Law360 Quotes Akin Gump Attorneys on 2013 Hot Topics in Antitrust, Trade, Environment and Health Care
Law360 has published a series of articles concerning potentially significant cases, regulations, legislation and developments that will unfold in 2013.
For these articles, it consulted Akin Gump attorneys across a broad range of the firm’s practices: partners Mark Botti on antitrust, Hal Shapiro on international trade, Paul Gutermann on environmental regulation and Stephanie Webster on health care regulation.
For “Competition Cases To Watch For In 2013,” an overview of upcoming “high-profile competition cases, Akin Gump antitrust and unfair competition partner Mark Botti on two cases before the U.S. Supreme Court: Comcast v. Behrend and AmEx v. Italian Colors. Botti noted, “Both of these decisions if they come down in a certain way would put a damper on private suits in federal courts.”
Botti was also quoted on the Justice Department’s biggest-ever cartel investigation of the auto parts industry, saying “There's no sign yet that auto parts has let up, so I think we don't know whether we're merely seeing the tip of the iceberg and there's much that follows or whether what we've seen is all that there's going to be. But it's worth watching because in the past when the Antitrust Division has found a certain type of conduct in an industry like this, it has found more of it.”
For “Competition Regulation And Legislation To Watch In 2013,” a look at the dominant upcoming issues on the antitrust regulatory scene, Botti, commenting on standard essential patents, said, “This whole area of standard essential patents and standard setting in the patent area is clearly one that the agencies are putting effort into examining. I would expect given the current interest of agencies, the importance of the issues, that the agencies will be receptive to looking at these things. Once they look at them, they may see things that trouble them and lead them to bring cases.”
On the FTC’s decision to use its Section 5 authority to bar Robert Bosch GmbH from seeking injunctions based on its standard essential patents as well as the departure of FTC Commissioner J. Thomas Rosch and the rumored departure of FTC Chairman Jon Leibowitz, he noted “Chairman Leibowitz has obviously been an influential chair, and … whoever takes that position will have their own priorities. There is the potential that they would be less likely to try to push [Section 5] if the two of them are not there.”
On the impact of the Affordable Care Act (ACA) on the nation’s health care markets, Botti said “We should see a growth in the number of people insured, [and] growing markets tend to have less antitrust issues in them, so if the reforms work the way they're intended to, we should see increased competition in some aspects of the market.

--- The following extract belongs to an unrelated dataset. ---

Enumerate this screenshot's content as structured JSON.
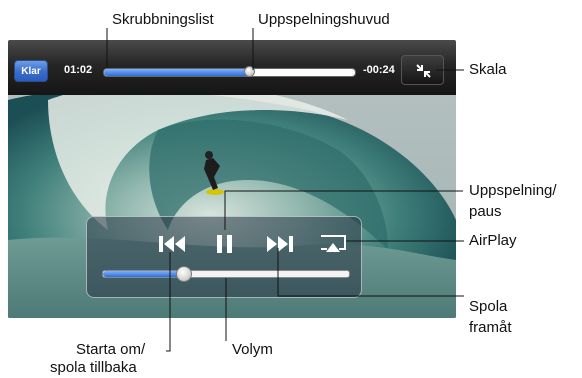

On the other hand, it's an important area of policy for the administration overall, so you would expect the antitrust agencies to be responsive to significant or serious concerns if there's something that threatens those reforms.”

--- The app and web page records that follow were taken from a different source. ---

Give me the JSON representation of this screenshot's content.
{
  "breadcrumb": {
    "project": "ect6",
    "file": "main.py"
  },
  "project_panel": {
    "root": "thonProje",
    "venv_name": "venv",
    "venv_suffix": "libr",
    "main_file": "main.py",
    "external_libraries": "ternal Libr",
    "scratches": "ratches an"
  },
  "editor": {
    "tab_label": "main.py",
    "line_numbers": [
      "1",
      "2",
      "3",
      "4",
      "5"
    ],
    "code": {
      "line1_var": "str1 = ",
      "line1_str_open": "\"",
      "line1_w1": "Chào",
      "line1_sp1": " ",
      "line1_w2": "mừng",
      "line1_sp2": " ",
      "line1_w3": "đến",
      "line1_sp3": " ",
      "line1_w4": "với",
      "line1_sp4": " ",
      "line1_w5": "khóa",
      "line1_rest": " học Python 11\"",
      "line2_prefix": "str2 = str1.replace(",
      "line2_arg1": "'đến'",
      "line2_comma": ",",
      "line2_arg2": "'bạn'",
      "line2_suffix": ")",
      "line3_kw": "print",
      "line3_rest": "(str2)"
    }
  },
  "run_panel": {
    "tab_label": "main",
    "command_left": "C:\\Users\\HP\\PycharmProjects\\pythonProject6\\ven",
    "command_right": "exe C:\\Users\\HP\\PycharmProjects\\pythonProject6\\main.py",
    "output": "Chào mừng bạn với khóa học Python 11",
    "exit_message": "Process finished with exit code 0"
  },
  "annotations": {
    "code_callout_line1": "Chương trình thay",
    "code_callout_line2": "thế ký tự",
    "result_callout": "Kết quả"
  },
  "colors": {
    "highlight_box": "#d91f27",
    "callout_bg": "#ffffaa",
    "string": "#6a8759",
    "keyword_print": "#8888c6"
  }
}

For “International Trade Developments To Watch In 2013,” an overview of upcoming international trade matters, international trade partner Hal Shapiro, on the topic of the U.S.-China trade disputes over solar panels and other renewable energy inputs, said, “One of the big things that's going to define the next year is China.”
Discussing Trade Promotion Authority, which is the expedited path to approval by Congress of trade deals negotiated by the executive branch, Shapiro noted that, in the past, the fast track provision was routinely renewed by Congress without much partisan rancor. Strained relations between the executive and Congress over the last six years has complicated renewal of this provision. Shapiro notes that renewing it in 2013 would require restoring that relationship: "It's really about whether they can rebuild that trust."
For “Environmental Regulation To Watch In 2013,” a survey of possible EPA regulatory and enforcement moves, environment and natural resources partner Paul Gutermann noted, on the topic of the EPA’s expected proposal for output-based limits on carbon dioxide emissions from new fossil fuel-fired power plants, and the potential effect of that proposal on the coal industry, “Even though it's only a proposed rule, the utility industry is seeking a declaratory ruling that standard will only apply to limited combustion technologies and not coal-fired plants. Such a ruling would set back any efforts to establish new source standards for coal plants by two to three years. It's under the radar, but has potential huge impact.”
In “Health Care Regulation To Watch In 2013,” a forecast of new regulations and guidance due to be released as the bulk of the ACA goes into effect, health industry partner Stephanie Webster, on the topic of new payment calculations for disproportionate share hospitals—those hospitals that care for poor and uninsured patients—said that hospitals should pay close attention for the rule, expected this summer, that will lay out the new calculations, noting that it's especially important because, under the ACA, the estimates used in the calculations will not be subject to either administrative or judicial review. She added, “It makes it hard to hold the government accountable. There used to be the right to that kind of review in order to keep the government transparent. It makes it all the more important for DSH hospitals to pay really close attention to what CMS is doing.”